*** Begin section ***
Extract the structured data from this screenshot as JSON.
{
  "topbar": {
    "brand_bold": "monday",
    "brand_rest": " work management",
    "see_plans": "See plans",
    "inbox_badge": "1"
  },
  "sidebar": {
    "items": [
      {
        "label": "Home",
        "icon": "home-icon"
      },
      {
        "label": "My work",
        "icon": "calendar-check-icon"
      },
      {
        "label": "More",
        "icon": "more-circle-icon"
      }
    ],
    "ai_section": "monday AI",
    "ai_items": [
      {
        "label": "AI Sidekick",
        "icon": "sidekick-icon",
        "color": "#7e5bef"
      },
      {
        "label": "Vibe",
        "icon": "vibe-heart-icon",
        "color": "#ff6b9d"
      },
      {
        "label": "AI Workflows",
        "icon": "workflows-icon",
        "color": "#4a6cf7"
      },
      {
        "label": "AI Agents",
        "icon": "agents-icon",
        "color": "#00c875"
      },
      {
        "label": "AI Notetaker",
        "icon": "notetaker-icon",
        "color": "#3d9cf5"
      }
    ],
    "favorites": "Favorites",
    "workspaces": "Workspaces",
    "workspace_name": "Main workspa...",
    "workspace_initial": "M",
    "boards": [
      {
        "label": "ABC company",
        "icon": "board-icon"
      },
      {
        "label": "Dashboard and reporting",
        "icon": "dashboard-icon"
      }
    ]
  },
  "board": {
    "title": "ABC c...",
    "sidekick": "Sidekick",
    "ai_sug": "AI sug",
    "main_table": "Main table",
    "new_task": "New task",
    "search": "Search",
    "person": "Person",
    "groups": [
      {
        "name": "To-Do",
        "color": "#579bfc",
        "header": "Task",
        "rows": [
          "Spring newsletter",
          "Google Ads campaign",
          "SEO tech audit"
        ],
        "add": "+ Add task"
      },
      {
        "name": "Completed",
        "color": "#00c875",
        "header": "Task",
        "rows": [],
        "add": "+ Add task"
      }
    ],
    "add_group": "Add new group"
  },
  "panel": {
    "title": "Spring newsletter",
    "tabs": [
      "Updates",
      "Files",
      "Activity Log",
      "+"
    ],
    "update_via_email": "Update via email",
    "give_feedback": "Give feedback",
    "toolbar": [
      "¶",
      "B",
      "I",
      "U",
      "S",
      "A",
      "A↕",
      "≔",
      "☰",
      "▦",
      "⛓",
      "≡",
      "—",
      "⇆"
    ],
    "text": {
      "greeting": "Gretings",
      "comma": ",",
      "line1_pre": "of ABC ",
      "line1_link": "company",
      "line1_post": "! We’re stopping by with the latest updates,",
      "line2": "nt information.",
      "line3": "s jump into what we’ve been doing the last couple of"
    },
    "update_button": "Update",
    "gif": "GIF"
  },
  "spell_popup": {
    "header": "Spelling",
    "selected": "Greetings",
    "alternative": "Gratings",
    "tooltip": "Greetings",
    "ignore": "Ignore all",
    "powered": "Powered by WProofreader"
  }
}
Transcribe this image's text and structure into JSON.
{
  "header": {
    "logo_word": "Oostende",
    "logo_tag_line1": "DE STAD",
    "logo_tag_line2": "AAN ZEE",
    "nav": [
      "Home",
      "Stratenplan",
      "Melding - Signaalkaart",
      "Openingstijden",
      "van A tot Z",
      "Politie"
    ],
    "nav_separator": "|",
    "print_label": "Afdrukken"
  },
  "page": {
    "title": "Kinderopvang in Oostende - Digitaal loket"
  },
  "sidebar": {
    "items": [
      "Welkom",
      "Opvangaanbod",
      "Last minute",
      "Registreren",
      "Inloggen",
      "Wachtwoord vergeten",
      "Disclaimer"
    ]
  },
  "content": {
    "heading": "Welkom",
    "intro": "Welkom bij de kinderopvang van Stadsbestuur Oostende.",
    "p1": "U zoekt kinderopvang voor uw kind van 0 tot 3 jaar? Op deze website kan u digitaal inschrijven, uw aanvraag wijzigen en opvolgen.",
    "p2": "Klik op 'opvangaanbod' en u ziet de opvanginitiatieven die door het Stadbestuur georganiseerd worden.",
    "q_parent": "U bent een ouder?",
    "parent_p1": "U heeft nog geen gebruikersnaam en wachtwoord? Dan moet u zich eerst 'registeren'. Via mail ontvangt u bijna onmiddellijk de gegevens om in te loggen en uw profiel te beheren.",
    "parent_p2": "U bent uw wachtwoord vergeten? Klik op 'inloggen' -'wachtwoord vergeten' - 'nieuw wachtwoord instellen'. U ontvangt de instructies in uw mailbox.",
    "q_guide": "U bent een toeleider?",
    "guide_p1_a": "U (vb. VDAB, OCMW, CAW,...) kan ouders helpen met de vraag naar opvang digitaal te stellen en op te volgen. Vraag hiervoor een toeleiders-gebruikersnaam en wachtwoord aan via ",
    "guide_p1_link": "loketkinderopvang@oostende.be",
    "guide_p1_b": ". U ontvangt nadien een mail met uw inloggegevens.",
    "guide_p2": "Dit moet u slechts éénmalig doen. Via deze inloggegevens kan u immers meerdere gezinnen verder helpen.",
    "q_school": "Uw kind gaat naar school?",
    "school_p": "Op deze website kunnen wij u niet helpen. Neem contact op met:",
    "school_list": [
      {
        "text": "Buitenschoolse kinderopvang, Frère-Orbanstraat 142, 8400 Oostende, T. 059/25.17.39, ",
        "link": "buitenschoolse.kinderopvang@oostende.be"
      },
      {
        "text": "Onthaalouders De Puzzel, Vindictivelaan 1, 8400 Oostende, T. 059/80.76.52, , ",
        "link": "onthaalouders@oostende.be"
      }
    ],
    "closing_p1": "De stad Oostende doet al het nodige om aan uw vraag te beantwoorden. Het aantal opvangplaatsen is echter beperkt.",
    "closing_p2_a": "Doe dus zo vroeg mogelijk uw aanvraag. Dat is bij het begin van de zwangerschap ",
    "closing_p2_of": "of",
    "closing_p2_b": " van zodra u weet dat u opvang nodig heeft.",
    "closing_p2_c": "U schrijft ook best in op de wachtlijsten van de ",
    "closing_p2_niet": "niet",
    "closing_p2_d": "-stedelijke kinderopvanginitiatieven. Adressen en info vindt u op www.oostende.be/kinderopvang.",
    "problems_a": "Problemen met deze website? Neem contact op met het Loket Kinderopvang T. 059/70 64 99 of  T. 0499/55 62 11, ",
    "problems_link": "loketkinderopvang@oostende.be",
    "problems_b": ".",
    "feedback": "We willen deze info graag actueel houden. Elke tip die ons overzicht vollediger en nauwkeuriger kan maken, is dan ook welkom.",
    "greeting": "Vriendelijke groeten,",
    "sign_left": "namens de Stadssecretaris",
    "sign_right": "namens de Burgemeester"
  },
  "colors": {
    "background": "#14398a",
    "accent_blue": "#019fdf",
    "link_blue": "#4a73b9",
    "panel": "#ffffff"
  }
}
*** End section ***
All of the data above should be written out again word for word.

Extract the structured data from this screenshot as JSON.
{
  "topbar": {
    "brand_bold": "monday",
    "brand_rest": " work management",
    "see_plans": "See plans",
    "inbox_badge": "1"
  },
  "sidebar": {
    "items": [
      {
        "label": "Home",
        "icon": "home-icon"
      },
      {
        "label": "My work",
        "icon": "calendar-check-icon"
      },
      {
        "label": "More",
        "icon": "more-circle-icon"
      }
    ],
    "ai_section": "monday AI",
    "ai_items": [
      {
        "label": "AI Sidekick",
        "icon": "sidekick-icon",
        "color": "#7e5bef"
      },
      {
        "label": "Vibe",
        "icon": "vibe-heart-icon",
        "color": "#ff6b9d"
      },
      {
        "label": "AI Workflows",
        "icon": "workflows-icon",
        "color": "#4a6cf7"
      },
      {
        "label": "AI Agents",
        "icon": "agents-icon",
        "color": "#00c875"
      },
      {
        "label": "AI Notetaker",
        "icon": "notetaker-icon",
        "color": "#3d9cf5"
      }
    ],
    "favorites": "Favorites",
    "workspaces": "Workspaces",
    "workspace_name": "Main workspa...",
    "workspace_initial": "M",
    "boards": [
      {
        "label": "ABC company",
        "icon": "board-icon"
      },
      {
        "label": "Dashboard and reporting",
        "icon": "dashboard-icon"
      }
    ]
  },
  "board": {
    "title": "ABC c...",
    "sidekick": "Sidekick",
    "ai_sug": "AI sug",
    "main_table": "Main table",
    "new_task": "New task",
    "search": "Search",
    "person": "Person",
    "groups": [
      {
        "name": "To-Do",
        "color": "#579bfc",
        "header": "Task",
        "rows": [
          "Spring newsletter",
          "Google Ads campaign",
          "SEO tech audit"
        ],
        "add": "+ Add task"
      },
      {
        "name": "Completed",
        "color": "#00c875",
        "header": "Task",
        "rows": [],
        "add": "+ Add task"
      }
    ],
    "add_group": "Add new group"
  },
  "panel": {
    "title": "Spring newsletter",
    "tabs": [
      "Updates",
      "Files",
      "Activity Log",
      "+"
    ],
    "update_via_email": "Update via email",
    "give_feedback": "Give feedback",
    "toolbar": [
      "¶",
      "B",
      "I",
      "U",
      "S",
      "A",
      "A↕",
      "≔",
      "☰",
      "▦",
      "⛓",
      "≡",
      "—",
      "⇆"
    ],
    "text": {
      "greeting": "Gretings",
      "comma": ",",
      "line1_pre": "of ABC ",
      "line1_link": "company",
      "line1_post": "! We’re stopping by with the latest updates,",
      "line2": "nt information.",
      "line3": "s jump into what we’ve been doing the last couple of"
    },
    "update_button": "Update",
    "gif": "GIF"
  },
  "spell_popup": {
    "header": "Spelling",
    "selected": "Greetings",
    "alternative": "Gratings",
    "tooltip": "Greetings",
    "ignore": "Ignore all",
    "powered": "Powered by WProofreader"
  }
}
Transcribe this image's text and structure into JSON.
{
  "header": {
    "logo_word": "Oostende",
    "logo_tag_line1": "DE STAD",
    "logo_tag_line2": "AAN ZEE",
    "nav": [
      "Home",
      "Stratenplan",
      "Melding - Signaalkaart",
      "Openingstijden",
      "van A tot Z",
      "Politie"
    ],
    "nav_separator": "|",
    "print_label": "Afdrukken"
  },
  "page": {
    "title": "Kinderopvang in Oostende - Digitaal loket"
  },
  "sidebar": {
    "items": [
      "Welkom",
      "Opvangaanbod",
      "Last minute",
      "Registreren",
      "Inloggen",
      "Wachtwoord vergeten",
      "Disclaimer"
    ]
  },
  "content": {
    "heading": "Welkom",
    "intro": "Welkom bij de kinderopvang van Stadsbestuur Oostende.",
    "p1": "U zoekt kinderopvang voor uw kind van 0 tot 3 jaar? Op deze website kan u digitaal inschrijven, uw aanvraag wijzigen en opvolgen.",
    "p2": "Klik op 'opvangaanbod' en u ziet de opvanginitiatieven die door het Stadbestuur georganiseerd worden.",
    "q_parent": "U bent een ouder?",
    "parent_p1": "U heeft nog geen gebruikersnaam en wachtwoord? Dan moet u zich eerst 'registeren'. Via mail ontvangt u bijna onmiddellijk de gegevens om in te loggen en uw profiel te beheren.",
    "parent_p2": "U bent uw wachtwoord vergeten? Klik op 'inloggen' -'wachtwoord vergeten' - 'nieuw wachtwoord instellen'. U ontvangt de instructies in uw mailbox.",
    "q_guide": "U bent een toeleider?",
    "guide_p1_a": "U (vb. VDAB, OCMW, CAW,...) kan ouders helpen met de vraag naar opvang digitaal te stellen en op te volgen. Vraag hiervoor een toeleiders-gebruikersnaam en wachtwoord aan via ",
    "guide_p1_link": "loketkinderopvang@oostende.be",
    "guide_p1_b": ". U ontvangt nadien een mail met uw inloggegevens.",
    "guide_p2": "Dit moet u slechts éénmalig doen. Via deze inloggegevens kan u immers meerdere gezinnen verder helpen.",
    "q_school": "Uw kind gaat naar school?",
    "school_p": "Op deze website kunnen wij u niet helpen. Neem contact op met:",
    "school_list": [
      {
        "text": "Buitenschoolse kinderopvang, Frère-Orbanstraat 142, 8400 Oostende, T. 059/25.17.39, ",
        "link": "buitenschoolse.kinderopvang@oostende.be"
      },
      {
        "text": "Onthaalouders De Puzzel, Vindictivelaan 1, 8400 Oostende, T. 059/80.76.52, , ",
        "link": "onthaalouders@oostende.be"
      }
    ],
    "closing_p1": "De stad Oostende doet al het nodige om aan uw vraag te beantwoorden. Het aantal opvangplaatsen is echter beperkt.",
    "closing_p2_a": "Doe dus zo vroeg mogelijk uw aanvraag. Dat is bij het begin van de zwangerschap ",
    "closing_p2_of": "of",
    "closing_p2_b": " van zodra u weet dat u opvang nodig heeft.",
    "closing_p2_c": "U schrijft ook best in op de wachtlijsten van de ",
    "closing_p2_niet": "niet",
    "closing_p2_d": "-stedelijke kinderopvanginitiatieven. Adressen en info vindt u op www.oostende.be/kinderopvang.",
    "problems_a": "Problemen met deze website? Neem contact op met het Loket Kinderopvang T. 059/70 64 99 of  T. 0499/55 62 11, ",
    "problems_link": "loketkinderopvang@oostende.be",
    "problems_b": ".",
    "feedback": "We willen deze info graag actueel houden. Elke tip die ons overzicht vollediger en nauwkeuriger kan maken, is dan ook welkom.",
    "greeting": "Vriendelijke groeten,",
    "sign_left": "namens de Stadssecretaris",
    "sign_right": "namens de Burgemeester"
  },
  "colors": {
    "background": "#14398a",
    "accent_blue": "#019fdf",
    "link_blue": "#4a73b9",
    "panel": "#ffffff"
  }
}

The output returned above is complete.